▶ **Exercise instructions**
Reproduce every entry word for word.

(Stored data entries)
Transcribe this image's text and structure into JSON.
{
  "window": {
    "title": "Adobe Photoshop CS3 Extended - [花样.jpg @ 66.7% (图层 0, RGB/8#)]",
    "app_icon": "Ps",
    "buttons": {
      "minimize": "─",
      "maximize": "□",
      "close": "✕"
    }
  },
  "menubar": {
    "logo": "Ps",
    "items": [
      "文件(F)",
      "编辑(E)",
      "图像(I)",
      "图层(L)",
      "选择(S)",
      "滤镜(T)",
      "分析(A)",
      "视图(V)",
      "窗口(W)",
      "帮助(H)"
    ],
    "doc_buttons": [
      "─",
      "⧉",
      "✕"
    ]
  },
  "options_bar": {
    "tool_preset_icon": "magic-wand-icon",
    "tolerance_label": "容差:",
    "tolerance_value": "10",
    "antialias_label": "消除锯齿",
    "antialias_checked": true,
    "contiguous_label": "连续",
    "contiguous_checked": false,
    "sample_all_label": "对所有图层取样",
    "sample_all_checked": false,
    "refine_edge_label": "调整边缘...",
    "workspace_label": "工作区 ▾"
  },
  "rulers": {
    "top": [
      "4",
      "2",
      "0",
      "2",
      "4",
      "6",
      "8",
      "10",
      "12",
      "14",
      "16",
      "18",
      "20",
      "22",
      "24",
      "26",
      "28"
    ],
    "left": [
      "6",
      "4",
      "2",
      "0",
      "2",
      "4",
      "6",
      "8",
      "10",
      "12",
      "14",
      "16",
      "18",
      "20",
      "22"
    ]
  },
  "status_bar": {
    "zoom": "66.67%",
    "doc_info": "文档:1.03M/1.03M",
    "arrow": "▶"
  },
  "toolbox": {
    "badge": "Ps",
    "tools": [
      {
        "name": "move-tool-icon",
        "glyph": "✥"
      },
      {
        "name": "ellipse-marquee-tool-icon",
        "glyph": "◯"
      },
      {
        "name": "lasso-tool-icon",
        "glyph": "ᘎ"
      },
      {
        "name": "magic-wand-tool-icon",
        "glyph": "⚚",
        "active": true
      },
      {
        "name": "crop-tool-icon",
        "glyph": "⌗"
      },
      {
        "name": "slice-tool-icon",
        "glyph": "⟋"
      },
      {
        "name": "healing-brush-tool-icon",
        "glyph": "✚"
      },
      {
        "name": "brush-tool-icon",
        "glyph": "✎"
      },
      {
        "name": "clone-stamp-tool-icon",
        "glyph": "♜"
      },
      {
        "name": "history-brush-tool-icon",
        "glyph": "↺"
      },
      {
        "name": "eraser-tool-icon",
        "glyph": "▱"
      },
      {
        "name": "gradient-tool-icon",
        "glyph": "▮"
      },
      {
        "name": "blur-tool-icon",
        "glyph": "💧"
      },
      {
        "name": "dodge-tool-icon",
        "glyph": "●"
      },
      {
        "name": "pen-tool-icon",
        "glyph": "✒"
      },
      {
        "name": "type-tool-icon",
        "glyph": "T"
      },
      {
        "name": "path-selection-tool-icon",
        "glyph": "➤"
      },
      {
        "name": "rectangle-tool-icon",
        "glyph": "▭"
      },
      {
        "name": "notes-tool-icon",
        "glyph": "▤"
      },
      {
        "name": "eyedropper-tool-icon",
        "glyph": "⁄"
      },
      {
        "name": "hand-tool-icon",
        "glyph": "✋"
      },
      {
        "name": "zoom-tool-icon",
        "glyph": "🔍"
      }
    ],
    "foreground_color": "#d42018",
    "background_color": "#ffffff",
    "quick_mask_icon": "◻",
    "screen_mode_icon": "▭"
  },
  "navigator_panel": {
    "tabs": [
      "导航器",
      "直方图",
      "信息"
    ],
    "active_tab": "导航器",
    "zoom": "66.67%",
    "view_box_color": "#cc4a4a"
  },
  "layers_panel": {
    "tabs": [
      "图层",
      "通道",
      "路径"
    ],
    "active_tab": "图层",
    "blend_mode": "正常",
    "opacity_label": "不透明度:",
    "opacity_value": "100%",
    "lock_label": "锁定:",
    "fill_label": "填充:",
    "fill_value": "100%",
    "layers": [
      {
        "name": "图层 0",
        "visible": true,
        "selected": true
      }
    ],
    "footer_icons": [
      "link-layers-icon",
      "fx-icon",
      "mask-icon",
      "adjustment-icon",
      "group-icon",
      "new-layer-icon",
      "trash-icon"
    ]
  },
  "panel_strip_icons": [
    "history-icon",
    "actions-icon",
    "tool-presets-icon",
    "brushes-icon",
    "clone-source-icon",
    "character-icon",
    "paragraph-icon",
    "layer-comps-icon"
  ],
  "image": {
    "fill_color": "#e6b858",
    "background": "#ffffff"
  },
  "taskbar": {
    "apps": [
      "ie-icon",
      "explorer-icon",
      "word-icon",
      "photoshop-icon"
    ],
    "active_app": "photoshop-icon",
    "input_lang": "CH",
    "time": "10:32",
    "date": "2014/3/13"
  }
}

▶ **Response to the exercise**
Transcribe this image's text and structure into JSON.
{
  "window": {
    "title": "Adobe Photoshop CS3 Extended - [花样.jpg @ 66.7% (图层 0, RGB/8#)]",
    "app_icon": "Ps",
    "buttons": {
      "minimize": "─",
      "maximize": "□",
      "close": "✕"
    }
  },
  "menubar": {
    "logo": "Ps",
    "items": [
      "文件(F)",
      "编辑(E)",
      "图像(I)",
      "图层(L)",
      "选择(S)",
      "滤镜(T)",
      "分析(A)",
      "视图(V)",
      "窗口(W)",
      "帮助(H)"
    ],
    "doc_buttons": [
      "─",
      "⧉",
      "✕"
    ]
  },
  "options_bar": {
    "tool_preset_icon": "magic-wand-icon",
    "tolerance_label": "容差:",
    "tolerance_value": "10",
    "antialias_label": "消除锯齿",
    "antialias_checked": true,
    "contiguous_label": "连续",
    "contiguous_checked": false,
    "sample_all_label": "对所有图层取样",
    "sample_all_checked": false,
    "refine_edge_label": "调整边缘...",
    "workspace_label": "工作区 ▾"
  },
  "rulers": {
    "top": [
      "4",
      "2",
      "0",
      "2",
      "4",
      "6",
      "8",
      "10",
      "12",
      "14",
      "16",
      "18",
      "20",
      "22",
      "24",
      "26",
      "28"
    ],
    "left": [
      "6",
      "4",
      "2",
      "0",
      "2",
      "4",
      "6",
      "8",
      "10",
      "12",
      "14",
      "16",
      "18",
      "20",
      "22"
    ]
  },
  "status_bar": {
    "zoom": "66.67%",
    "doc_info": "文档:1.03M/1.03M",
    "arrow": "▶"
  },
  "toolbox": {
    "badge": "Ps",
    "tools": [
      {
        "name": "move-tool-icon",
        "glyph": "✥"
      },
      {
        "name": "ellipse-marquee-tool-icon",
        "glyph": "◯"
      },
      {
        "name": "lasso-tool-icon",
        "glyph": "ᘎ"
      },
      {
        "name": "magic-wand-tool-icon",
        "glyph": "⚚",
        "active": true
      },
      {
        "name": "crop-tool-icon",
        "glyph": "⌗"
      },
      {
        "name": "slice-tool-icon",
        "glyph": "⟋"
      },
      {
        "name": "healing-brush-tool-icon",
        "glyph": "✚"
      },
      {
        "name": "brush-tool-icon",
        "glyph": "✎"
      },
      {
        "name": "clone-stamp-tool-icon",
        "glyph": "♜"
      },
      {
        "name": "history-brush-tool-icon",
        "glyph": "↺"
      },
      {
        "name": "eraser-tool-icon",
        "glyph": "▱"
      },
      {
        "name": "gradient-tool-icon",
        "glyph": "▮"
      },
      {
        "name": "blur-tool-icon",
        "glyph": "💧"
      },
      {
        "name": "dodge-tool-icon",
        "glyph": "●"
      },
      {
        "name": "pen-tool-icon",
        "glyph": "✒"
      },
      {
        "name": "type-tool-icon",
        "glyph": "T"
      },
      {
        "name": "path-selection-tool-icon",
        "glyph": "➤"
      },
      {
        "name": "rectangle-tool-icon",
        "glyph": "▭"
      },
      {
        "name": "notes-tool-icon",
        "glyph": "▤"
      },
      {
        "name": "eyedropper-tool-icon",
        "glyph": "⁄"
      },
      {
        "name": "hand-tool-icon",
        "glyph": "✋"
      },
      {
        "name": "zoom-tool-icon",
        "glyph": "🔍"
      }
    ],
    "foreground_color": "#d42018",
    "background_color": "#ffffff",
    "quick_mask_icon": "◻",
    "screen_mode_icon": "▭"
  },
  "navigator_panel": {
    "tabs": [
      "导航器",
      "直方图",
      "信息"
    ],
    "active_tab": "导航器",
    "zoom": "66.67%",
    "view_box_color": "#cc4a4a"
  },
  "layers_panel": {
    "tabs": [
      "图层",
      "通道",
      "路径"
    ],
    "active_tab": "图层",
    "blend_mode": "正常",
    "opacity_label": "不透明度:",
    "opacity_value": "100%",
    "lock_label": "锁定:",
    "fill_label": "填充:",
    "fill_value": "100%",
    "layers": [
      {
        "name": "图层 0",
        "visible": true,
        "selected": true
      }
    ],
    "footer_icons": [
      "link-layers-icon",
      "fx-icon",
      "mask-icon",
      "adjustment-icon",
      "group-icon",
      "new-layer-icon",
      "trash-icon"
    ]
  },
  "panel_strip_icons": [
    "history-icon",
    "actions-icon",
    "tool-presets-icon",
    "brushes-icon",
    "clone-source-icon",
    "character-icon",
    "paragraph-icon",
    "layer-comps-icon"
  ],
  "image": {
    "fill_color": "#e6b858",
    "background": "#ffffff"
  },
  "taskbar": {
    "apps": [
      "ie-icon",
      "explorer-icon",
      "word-icon",
      "photoshop-icon"
    ],
    "active_app": "photoshop-icon",
    "input_lang": "CH",
    "time": "10:32",
    "date": "2014/3/13"
  }
}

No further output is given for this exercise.